Skills and housing still bottlenecks for business expansion
Cork Chamber, the voice of business in Cork, has published its latest Economic Trends, proudly supported by Permanent TSB. Cork Chamber members shared their experiences through the most recent business quarter Q4 2022, their outlook for the first quarter of 2023 and views on the ongoing business impact of rising energy costs and inflation to track business sentiment across quarter 3 and quarter 4 2022.
The Q4 2022 survey found:
66% of businesses are confident in the Irish economy heading into Q1 2023 (47% in Q3)
65% report a specialist skills shortage as a top barrier to filling open vacancies.
73% of respondents reported being ‘concerned’ or ‘very concerned’ about the impact of rising energy costs moving into Q1 2023 (92% in Q3 2022).
50% of businesses say government supports are not sufficient to cushion the rising cost of energy.
82% of respondents indicated that energy costs were as high as originally estimated for.
Commenting on the findings, Ronan Murray, President of Cork Chamber stated that; “confidence in the Irish economy rose to 66% in Q4 of 2022. This is a marked increase from Q3 when only 47% of businesses expressed confidence in the Irish economy heading into Q4 2022. Falling confidence had been part of a consistent trend in 2022. This up tick in business sentiment on the wider economy is a very positive signal heading into a challenging 2023.”
In reference to the findings on the rising energy costs Mr Murray said; “although the level of business concern has tempered, it remains high with almost three quarters of businesses still concerned about the rising energy costs. This, coupled with the fact that 50% of our business respondents report that government supports may not be sufficient in cushioning the rising cost of energy is a threat to the buoyancy of our economy. While the business support schemes introduced by government to address rising energy costs were welcome, they will need to be continually reviewed to ensure businesses and investors remain confident in the economy through 2023.’’
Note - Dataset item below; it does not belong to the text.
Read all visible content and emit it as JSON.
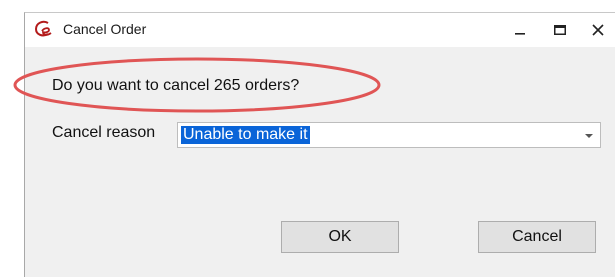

Auriol Kelly, Business Banking Manager at Permanent TSB commented, ‘’It is encouraging to see that despite the challenges within the external operating environment, 94% of respondents reported confidence in their individual business at the end of the year.
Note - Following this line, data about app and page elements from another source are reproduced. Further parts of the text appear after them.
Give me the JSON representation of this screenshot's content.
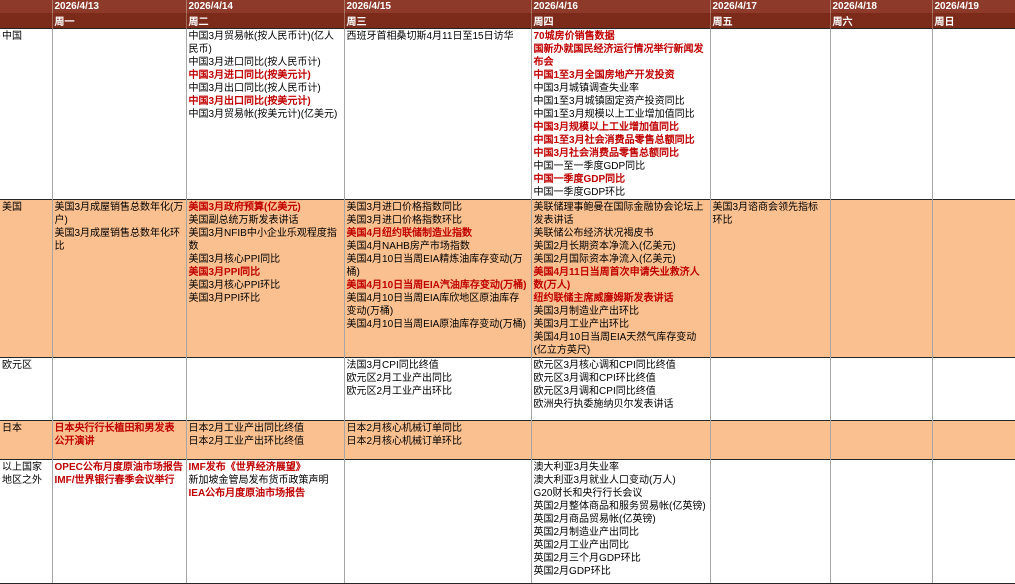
{
  "colors": {
    "header_date_bg": "#8E3A2B",
    "header_weekday_bg": "#7C2B1B",
    "header_text": "#FFFFFF",
    "highlight_text": "#C00000",
    "body_text": "#000000",
    "peach_row_bg": "#FAC090",
    "white_row_bg": "#FFFFFF"
  },
  "calendar": {
    "days": [
      {
        "date": "2026/4/13",
        "weekday": "周一"
      },
      {
        "date": "2026/4/14",
        "weekday": "周二"
      },
      {
        "date": "2026/4/15",
        "weekday": "周三"
      },
      {
        "date": "2026/4/16",
        "weekday": "周四"
      },
      {
        "date": "2026/4/17",
        "weekday": "周五"
      },
      {
        "date": "2026/4/18",
        "weekday": "周六"
      },
      {
        "date": "2026/4/19",
        "weekday": "周日"
      }
    ],
    "regions": [
      {
        "label": "中国",
        "bg": "white",
        "cells": [
          [],
          [
            {
              "text": "中国3月贸易帐(按人民币计)(亿人民币)",
              "highlight": false
            },
            {
              "text": "中国3月进口同比(按人民币计)",
              "highlight": false
            },
            {
              "text": "中国3月进口同比(按美元计)",
              "highlight": true
            },
            {
              "text": "中国3月出口同比(按人民币计)",
              "highlight": false
            },
            {
              "text": "中国3月出口同比(按美元计)",
              "highlight": true
            },
            {
              "text": "中国3月贸易帐(按美元计)(亿美元)",
              "highlight": false
            }
          ],
          [
            {
              "text": "西班牙首相桑切斯4月11日至15日访华",
              "highlight": false
            }
          ],
          [
            {
              "text": "70城房价销售数据",
              "highlight": true
            },
            {
              "text": "国新办就国民经济运行情况举行新闻发布会",
              "highlight": true
            },
            {
              "text": "中国1至3月全国房地产开发投资",
              "highlight": true
            },
            {
              "text": "中国3月城镇调查失业率",
              "highlight": false
            },
            {
              "text": "中国1至3月城镇固定资产投资同比",
              "highlight": false
            },
            {
              "text": "中国1至3月规模以上工业增加值同比",
              "highlight": false
            },
            {
              "text": "中国3月规模以上工业增加值同比",
              "highlight": true
            },
            {
              "text": "中国1至3月社会消费品零售总额同比",
              "highlight": true
            },
            {
              "text": "中国3月社会消费品零售总额同比",
              "highlight": true
            },
            {
              "text": "中国一至一季度GDP同比",
              "highlight": false
            },
            {
              "text": "中国一季度GDP同比",
              "highlight": true
            },
            {
              "text": "中国一季度GDP环比",
              "highlight": false
            }
          ],
          [],
          [],
          []
        ]
      },
      {
        "label": "美国",
        "bg": "peach",
        "cells": [
          [
            {
              "text": "美国3月成屋销售总数年化(万户)",
              "highlight": false
            },
            {
              "text": "美国3月成屋销售总数年化环比",
              "highlight": false
            }
          ],
          [
            {
              "text": "美国3月政府预算(亿美元)",
              "highlight": true
            },
            {
              "text": "美国副总统万斯发表讲话",
              "highlight": false
            },
            {
              "text": "美国3月NFIB中小企业乐观程度指数",
              "highlight": false
            },
            {
              "text": "美国3月核心PPI同比",
              "highlight": false
            },
            {
              "text": "美国3月PPI同比",
              "highlight": true
            },
            {
              "text": "美国3月核心PPI环比",
              "highlight": false
            },
            {
              "text": "美国3月PPI环比",
              "highlight": false
            }
          ],
          [
            {
              "text": "美国3月进口价格指数同比",
              "highlight": false
            },
            {
              "text": "美国3月进口价格指数环比",
              "highlight": false
            },
            {
              "text": "美国4月纽约联储制造业指数",
              "highlight": true
            },
            {
              "text": "美国4月NAHB房产市场指数",
              "highlight": false
            },
            {
              "text": "美国4月10日当周EIA精炼油库存变动(万桶)",
              "highlight": false
            },
            {
              "text": "美国4月10日当周EIA汽油库存变动(万桶)",
              "highlight": true
            },
            {
              "text": "美国4月10日当周EIA库欣地区原油库存变动(万桶)",
              "highlight": false
            },
            {
              "text": "美国4月10日当周EIA原油库存变动(万桶)",
              "highlight": false
            }
          ],
          [
            {
              "text": "美联储理事鲍曼在国际金融协会论坛上发表讲话",
              "highlight": false
            },
            {
              "text": "美联储公布经济状况褐皮书",
              "highlight": false
            },
            {
              "text": "美国2月长期资本净流入(亿美元)",
              "highlight": false
            },
            {
              "text": "美国2月国际资本净流入(亿美元)",
              "highlight": false
            },
            {
              "text": "美国4月11日当周首次申请失业救济人数(万人)",
              "highlight": true
            },
            {
              "text": "纽约联储主席威廉姆斯发表讲话",
              "highlight": true
            },
            {
              "text": "美国3月制造业产出环比",
              "highlight": false
            },
            {
              "text": "美国3月工业产出环比",
              "highlight": false
            },
            {
              "text": "美国4月10日当周EIA天然气库存变动(亿立方英尺)",
              "highlight": false
            }
          ],
          [
            {
              "text": "美国3月谘商会领先指标环比",
              "highlight": false
            }
          ],
          [],
          []
        ]
      },
      {
        "label": "欧元区",
        "bg": "white",
        "cells": [
          [],
          [],
          [
            {
              "text": "法国3月CPI同比终值",
              "highlight": false
            },
            {
              "text": "欧元区2月工业产出同比",
              "highlight": false
            },
            {
              "text": "欧元区2月工业产出环比",
              "highlight": false
            }
          ],
          [
            {
              "text": "欧元区3月核心调和CPI同比终值",
              "highlight": false
            },
            {
              "text": "欧元区3月调和CPI环比终值",
              "highlight": false
            },
            {
              "text": "欧元区3月调和CPI同比终值",
              "highlight": false
            },
            {
              "text": "欧洲央行执委施纳贝尔发表讲话",
              "highlight": false
            }
          ],
          [],
          [],
          []
        ]
      },
      {
        "label": "日本",
        "bg": "peach",
        "cells": [
          [
            {
              "text": "日本央行行长植田和男发表公开演讲",
              "highlight": true
            }
          ],
          [
            {
              "text": "日本2月工业产出同比终值",
              "highlight": false
            },
            {
              "text": "日本2月工业产出环比终值",
              "highlight": false
            }
          ],
          [
            {
              "text": "日本2月核心机械订单同比",
              "highlight": false
            },
            {
              "text": "日本2月核心机械订单环比",
              "highlight": false
            }
          ],
          [],
          [],
          [],
          []
        ]
      },
      {
        "label": "以上国家地区之外",
        "bg": "white",
        "cells": [
          [
            {
              "text": "OPEC公布月度原油市场报告",
              "highlight": true
            },
            {
              "text": "IMF/世界银行春季会议举行",
              "highlight": true
            }
          ],
          [
            {
              "text": "IMF发布《世界经济展望》",
              "highlight": true
            },
            {
              "text": "新加坡金管局发布货币政策声明",
              "highlight": false
            },
            {
              "text": "IEA公布月度原油市场报告",
              "highlight": true
            }
          ],
          [],
          [
            {
              "text": "澳大利亚3月失业率",
              "highlight": false
            },
            {
              "text": "澳大利亚3月就业人口变动(万人)",
              "highlight": false
            },
            {
              "text": "G20财长和央行行长会议",
              "highlight": false
            },
            {
              "text": "英国2月整体商品和服务贸易帐(亿英镑)",
              "highlight": false
            },
            {
              "text": "英国2月商品贸易帐(亿英镑)",
              "highlight": false
            },
            {
              "text": "英国2月制造业产出同比",
              "highlight": false
            },
            {
              "text": "英国2月工业产出同比",
              "highlight": false
            },
            {
              "text": "英国2月三个月GDP环比",
              "highlight": false
            },
            {
              "text": "英国2月GDP环比",
              "highlight": false
            }
          ],
          [],
          [],
          []
        ]
      }
    ]
  }
}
Although energy costs continue to be a challenge, it is reassuring to see respondents taking a proactive approach, with 21% identifying energy efficiency as a priority action to combat rising prices (24% in Q3 2022), closely followed by improving productivity and reducing overheads (19% respectively).’’
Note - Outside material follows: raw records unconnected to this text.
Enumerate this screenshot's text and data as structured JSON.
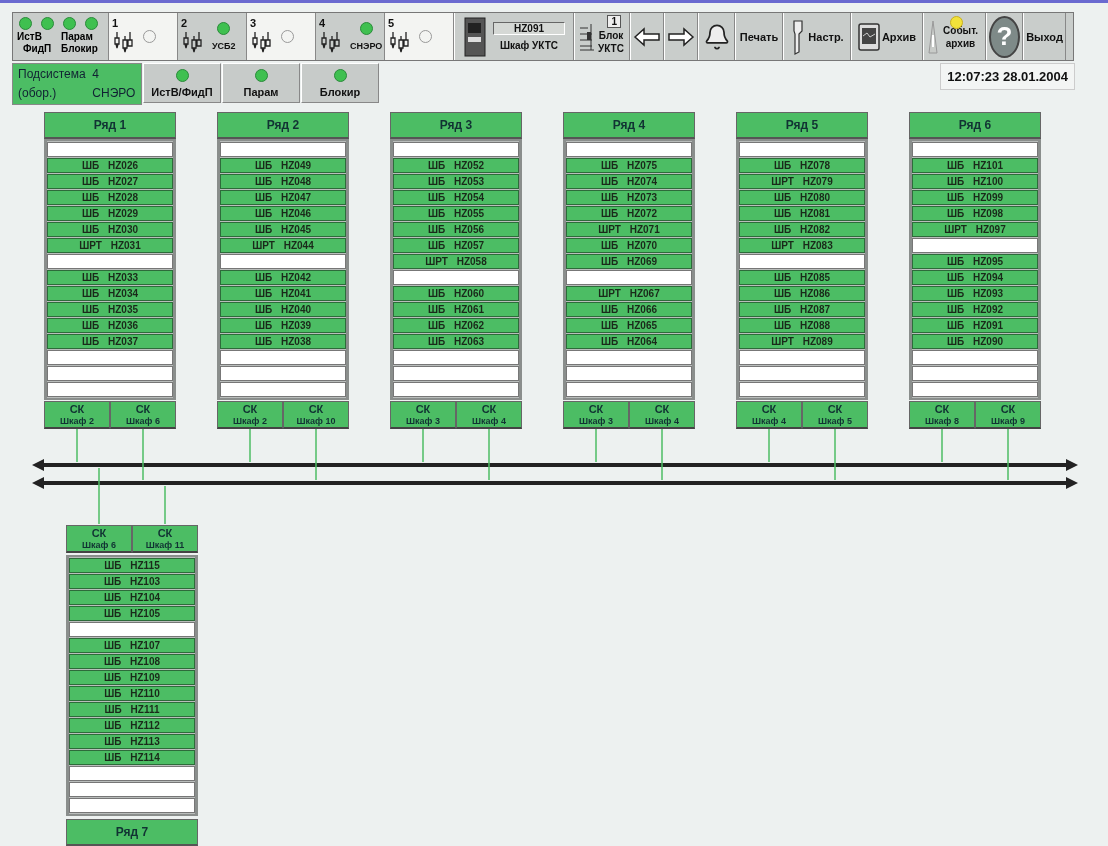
{
  "toolbar": {
    "indicators": [
      {
        "label": "ИстВ",
        "on": true
      },
      {
        "label": "Парам",
        "on": true
      },
      {
        "label": "ФидП",
        "on": true
      },
      {
        "label": "Блокир",
        "on": true
      }
    ],
    "subsystems": [
      {
        "number": "1",
        "on": false
      },
      {
        "number": "2",
        "label": "УСБ2",
        "on": true
      },
      {
        "number": "3",
        "on": false
      },
      {
        "number": "4",
        "label": "СНЭРО",
        "on": true
      },
      {
        "number": "5",
        "on": false
      }
    ],
    "cabinet": {
      "code": "HZ091",
      "label": "Шкаф УКТС"
    },
    "block": {
      "number": "1",
      "label": "Блок УКТС"
    },
    "buttons": [
      {
        "kind": "back"
      },
      {
        "kind": "forward"
      },
      {
        "kind": "alarm"
      },
      {
        "kind": "print",
        "label": "Печать"
      },
      {
        "kind": "settings",
        "label": "Настр."
      },
      {
        "kind": "archive",
        "label": "Архив"
      },
      {
        "kind": "events",
        "label": "Событ. архив",
        "on": true
      },
      {
        "kind": "help",
        "label": "?"
      },
      {
        "kind": "exit",
        "label": "Выход"
      }
    ]
  },
  "subsystem_panel": {
    "title": "Подсистема",
    "number": "4",
    "note": "(обор.)",
    "name": "СНЭРО"
  },
  "tabs": [
    {
      "label": "ИстВ/ФидП",
      "on": true
    },
    {
      "label": "Парам",
      "on": true
    },
    {
      "label": "Блокир",
      "on": true
    }
  ],
  "clock": "12:07:23 28.01.2004",
  "racks": [
    {
      "title": "Ряд 1",
      "slots": [
        {
          "kind": "empty"
        },
        {
          "kind": "cabinet",
          "label": "ШБ HZ026"
        },
        {
          "kind": "cabinet",
          "label": "ШБ HZ027"
        },
        {
          "kind": "cabinet",
          "label": "ШБ HZ028"
        },
        {
          "kind": "cabinet",
          "label": "ШБ HZ029"
        },
        {
          "kind": "cabinet",
          "label": "ШБ HZ030"
        },
        {
          "kind": "cabinet",
          "label": "ШРТ HZ031"
        },
        {
          "kind": "empty"
        },
        {
          "kind": "cabinet",
          "label": "ШБ HZ033"
        },
        {
          "kind": "cabinet",
          "label": "ШБ HZ034"
        },
        {
          "kind": "cabinet",
          "label": "ШБ HZ035"
        },
        {
          "kind": "cabinet",
          "label": "ШБ HZ036"
        },
        {
          "kind": "cabinet",
          "label": "ШБ HZ037"
        },
        {
          "kind": "empty"
        },
        {
          "kind": "empty"
        },
        {
          "kind": "empty"
        }
      ],
      "nodes": [
        {
          "title": "СК",
          "label": "Шкаф 2",
          "lower_bus": false
        },
        {
          "title": "СК",
          "label": "Шкаф 6",
          "lower_bus": true
        }
      ]
    },
    {
      "title": "Ряд 2",
      "slots": [
        {
          "kind": "empty"
        },
        {
          "kind": "cabinet",
          "label": "ШБ HZ049"
        },
        {
          "kind": "cabinet",
          "label": "ШБ HZ048"
        },
        {
          "kind": "cabinet",
          "label": "ШБ HZ047"
        },
        {
          "kind": "cabinet",
          "label": "ШБ HZ046"
        },
        {
          "kind": "cabinet",
          "label": "ШБ HZ045"
        },
        {
          "kind": "cabinet",
          "label": "ШРТ HZ044"
        },
        {
          "kind": "empty"
        },
        {
          "kind": "cabinet",
          "label": "ШБ HZ042"
        },
        {
          "kind": "cabinet",
          "label": "ШБ HZ041"
        },
        {
          "kind": "cabinet",
          "label": "ШБ HZ040"
        },
        {
          "kind": "cabinet",
          "label": "ШБ HZ039"
        },
        {
          "kind": "cabinet",
          "label": "ШБ HZ038"
        },
        {
          "kind": "empty"
        },
        {
          "kind": "empty"
        },
        {
          "kind": "empty"
        }
      ],
      "nodes": [
        {
          "title": "СК",
          "label": "Шкаф 2",
          "lower_bus": false
        },
        {
          "title": "СК",
          "label": "Шкаф 10",
          "lower_bus": true
        }
      ]
    },
    {
      "title": "Ряд 3",
      "slots": [
        {
          "kind": "empty"
        },
        {
          "kind": "cabinet",
          "label": "ШБ HZ052"
        },
        {
          "kind": "cabinet",
          "label": "ШБ HZ053"
        },
        {
          "kind": "cabinet",
          "label": "ШБ HZ054"
        },
        {
          "kind": "cabinet",
          "label": "ШБ HZ055"
        },
        {
          "kind": "cabinet",
          "label": "ШБ HZ056"
        },
        {
          "kind": "cabinet",
          "label": "ШБ HZ057"
        },
        {
          "kind": "cabinet",
          "label": "ШРТ HZ058"
        },
        {
          "kind": "empty"
        },
        {
          "kind": "cabinet",
          "label": "ШБ HZ060"
        },
        {
          "kind": "cabinet",
          "label": "ШБ HZ061"
        },
        {
          "kind": "cabinet",
          "label": "ШБ HZ062"
        },
        {
          "kind": "cabinet",
          "label": "ШБ HZ063"
        },
        {
          "kind": "empty"
        },
        {
          "kind": "empty"
        },
        {
          "kind": "empty"
        }
      ],
      "nodes": [
        {
          "title": "СК",
          "label": "Шкаф 3",
          "lower_bus": false
        },
        {
          "title": "СК",
          "label": "Шкаф 4",
          "lower_bus": true
        }
      ]
    },
    {
      "title": "Ряд 4",
      "slots": [
        {
          "kind": "empty"
        },
        {
          "kind": "cabinet",
          "label": "ШБ HZ075"
        },
        {
          "kind": "cabinet",
          "label": "ШБ HZ074"
        },
        {
          "kind": "cabinet",
          "label": "ШБ HZ073"
        },
        {
          "kind": "cabinet",
          "label": "ШБ HZ072"
        },
        {
          "kind": "cabinet",
          "label": "ШРТ HZ071"
        },
        {
          "kind": "cabinet",
          "label": "ШБ HZ070"
        },
        {
          "kind": "cabinet",
          "label": "ШБ HZ069"
        },
        {
          "kind": "empty"
        },
        {
          "kind": "cabinet",
          "label": "ШРТ HZ067"
        },
        {
          "kind": "cabinet",
          "label": "ШБ HZ066"
        },
        {
          "kind": "cabinet",
          "label": "ШБ HZ065"
        },
        {
          "kind": "cabinet",
          "label": "ШБ HZ064"
        },
        {
          "kind": "empty"
        },
        {
          "kind": "empty"
        },
        {
          "kind": "empty"
        }
      ],
      "nodes": [
        {
          "title": "СК",
          "label": "Шкаф 3",
          "lower_bus": false
        },
        {
          "title": "СК",
          "label": "Шкаф 4",
          "lower_bus": true
        }
      ]
    },
    {
      "title": "Ряд 5",
      "slots": [
        {
          "kind": "empty"
        },
        {
          "kind": "cabinet",
          "label": "ШБ HZ078"
        },
        {
          "kind": "cabinet",
          "label": "ШРТ HZ079"
        },
        {
          "kind": "cabinet",
          "label": "ШБ HZ080"
        },
        {
          "kind": "cabinet",
          "label": "ШБ HZ081"
        },
        {
          "kind": "cabinet",
          "label": "ШБ HZ082"
        },
        {
          "kind": "cabinet",
          "label": "ШРТ HZ083"
        },
        {
          "kind": "empty"
        },
        {
          "kind": "cabinet",
          "label": "ШБ HZ085"
        },
        {
          "kind": "cabinet",
          "label": "ШБ HZ086"
        },
        {
          "kind": "cabinet",
          "label": "ШБ HZ087"
        },
        {
          "kind": "cabinet",
          "label": "ШБ HZ088"
        },
        {
          "kind": "cabinet",
          "label": "ШРТ HZ089"
        },
        {
          "kind": "empty"
        },
        {
          "kind": "empty"
        },
        {
          "kind": "empty"
        }
      ],
      "nodes": [
        {
          "title": "СК",
          "label": "Шкаф 4",
          "lower_bus": false
        },
        {
          "title": "СК",
          "label": "Шкаф 5",
          "lower_bus": true
        }
      ]
    },
    {
      "title": "Ряд 6",
      "slots": [
        {
          "kind": "empty"
        },
        {
          "kind": "cabinet",
          "label": "ШБ HZ101"
        },
        {
          "kind": "cabinet",
          "label": "ШБ HZ100"
        },
        {
          "kind": "cabinet",
          "label": "ШБ HZ099"
        },
        {
          "kind": "cabinet",
          "label": "ШБ HZ098"
        },
        {
          "kind": "cabinet",
          "label": "ШРТ HZ097"
        },
        {
          "kind": "empty"
        },
        {
          "kind": "cabinet",
          "label": "ШБ HZ095"
        },
        {
          "kind": "cabinet",
          "label": "ШБ HZ094"
        },
        {
          "kind": "cabinet",
          "label": "ШБ HZ093"
        },
        {
          "kind": "cabinet",
          "label": "ШБ HZ092"
        },
        {
          "kind": "cabinet",
          "label": "ШБ HZ091"
        },
        {
          "kind": "cabinet",
          "label": "ШБ HZ090"
        },
        {
          "kind": "empty"
        },
        {
          "kind": "empty"
        },
        {
          "kind": "empty"
        }
      ],
      "nodes": [
        {
          "title": "СК",
          "label": "Шкаф 8",
          "lower_bus": false
        },
        {
          "title": "СК",
          "label": "Шкаф 9",
          "lower_bus": true
        }
      ]
    }
  ],
  "bottom_rack": {
    "title": "Ряд 7",
    "slots": [
      {
        "kind": "cabinet",
        "label": "ШБ HZ115"
      },
      {
        "kind": "cabinet",
        "label": "ШБ HZ103"
      },
      {
        "kind": "cabinet",
        "label": "ШБ HZ104"
      },
      {
        "kind": "cabinet",
        "label": "ШБ HZ105"
      },
      {
        "kind": "empty"
      },
      {
        "kind": "cabinet",
        "label": "ШБ HZ107"
      },
      {
        "kind": "cabinet",
        "label": "ШБ HZ108"
      },
      {
        "kind": "cabinet",
        "label": "ШБ HZ109"
      },
      {
        "kind": "cabinet",
        "label": "ШБ HZ110"
      },
      {
        "kind": "cabinet",
        "label": "ШБ HZ111"
      },
      {
        "kind": "cabinet",
        "label": "ШБ HZ112"
      },
      {
        "kind": "cabinet",
        "label": "ШБ HZ113"
      },
      {
        "kind": "cabinet",
        "label": "ШБ HZ114"
      },
      {
        "kind": "empty"
      },
      {
        "kind": "empty"
      },
      {
        "kind": "empty"
      }
    ],
    "nodes": [
      {
        "title": "СК",
        "label": "Шкаф 6",
        "lower_bus": false
      },
      {
        "title": "СК",
        "label": "Шкаф 11",
        "lower_bus": true
      }
    ]
  }
}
President of Cork Chamber Ronan Murray concluded, ‘the fourth quarter shows that optimism endures with the fact that 40% of companies increased employee numbers in Q4 2022 and 57% report open job vacancies. However, 64% reported difficulty hiring for unfilled roles in Q4 2022. Barriers to filling vacancies such as a specialist skills shortage (65%) and housing (14%) need to be addressed. We are keen to continue to work closely with government to address the any bottlenecks that exist, which could constrain business expansion and investment.”
View the full results of the Q4 2022 Economic Trends here: https://www.corkchamber.ie/quarterly-economic-trends/